Best Practices for Concreting

If you’re involved in a concrete project or are planning one, it’s important to bear in mind the most important step when working on a project: conforming and reinforcing concrete. For concrete projects, reinforcement is a crucial step, as, without it, there would be no foundation for your poured concrete, which leads directly back to the cost of building it in the first place. Here we’ll look at some simple tips for reinforcing your concrete and how to avoid costly mistakes.

Concreting AdelaideHot weather tends to accelerate cooling and reduced structural strength. Hot weather can weaken the curing of concrete, leading to poor performance during the finishing process. If you don’t counter the effect of too much ambient temperature before, during and even after the pour, then your concrete may deteriorate far before its expected lifespan. Concrete curing speed is affected by ambient temperature, soil characteristics, and Concrete Reinforcement properties. Here we’ll look into the various types of Concrete Reinforcement, with examples of where they tend to be applicable.

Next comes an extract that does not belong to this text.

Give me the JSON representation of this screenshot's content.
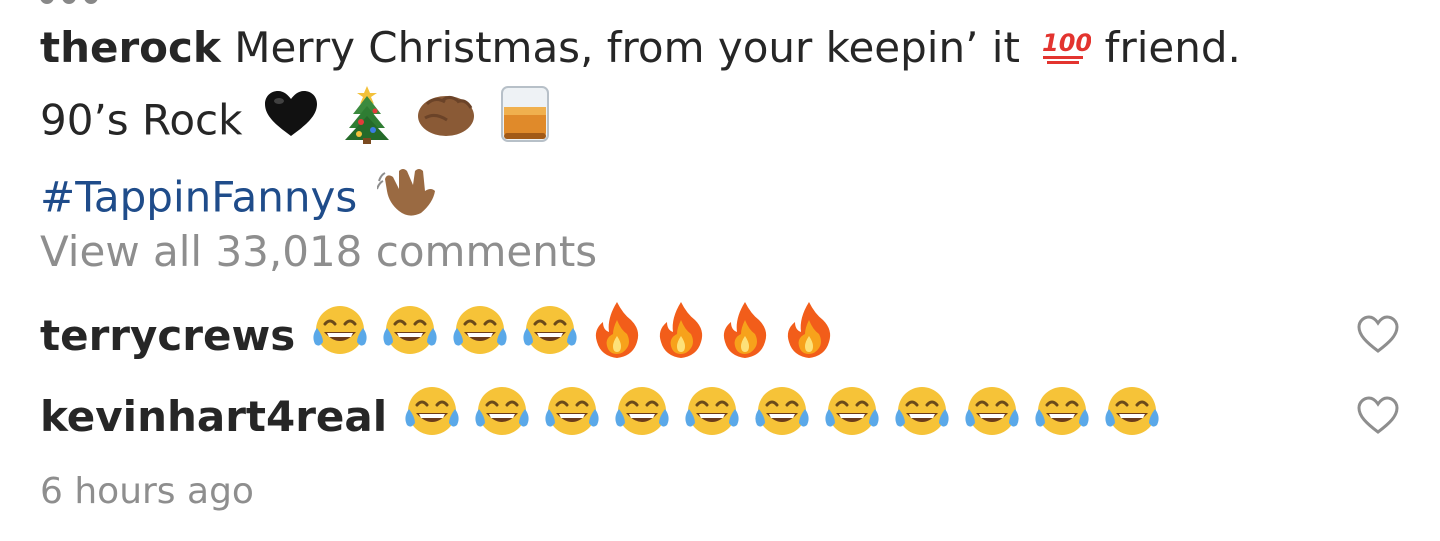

Firstly, consider using cold weather cement for wet Concreting Adelaide projects. While both types of concrete can be used during summer and spring, it’s typically best to avoid such weather extremes for all but the most miniature projects. However, suppose you know that you will have to deal with extremely hot or extremely cold weather throughout your construction but still need a structure set in these conditions. In that case, it may be worth using a cement capable of withstanding temperatures up to about 50 degrees above ambient temperatures. It isn’t an issue for wet concrete, as this type has natural resilience towards high-temperature changes. However, it should be noted that applying cement in the winter months can slow down the setting time so that you may experience slower set times than average.

Secondly, if you know you will have to face freezing temperatures, particular cold joints are available. Cold joints are usually incorporated into the Concrete Reinforcement product during production, allowing the company to achieve cold joints even when temperatures drop into the single digits. A cold joint is simply one made from a thin piece of steel embedded within Concrete Reinforcement. In cold joint installations, no concrete is poured during the manufacturing process, but instead, a thin steel bar is placed into the moulds during the pouring process. Once the concrete is poured, this steel bar is secured to the concrete during the curing phase.

Thirdly, if you need to pour large amounts of concrete, you may face a situation where there is a need to reduce the number of turns during the pouring process. You can do this by reducing the overall height of the concrete and also by increasing the setting time. Setting times are often called a “settling period” because the actual length of time a Concrete Reinforced Concrete (CRFC) needs to be laid out before it begins to set. Setting times can be as short as a mere minute or as long as a full day.

With these methods in mind, it’s essential to understand that not all Concreting Adelaide projects are created equal. While a cold CRFC will keep the concrete from hardening at unusual temperatures, a cold cement bath will not work in the same way. Cold bath settings will not achieve the same properties as cold cement, so the finished product will likely look different. Before beginning any concrete project, make sure to consult with an expert to ensure that you will have the best results. If the climate you live in requires a specific temperature to begin production, make sure that this is met during your project. Otherwise, you may find yourself spending an excessive amount of time in the cold weather because the finished product will not meet your needs!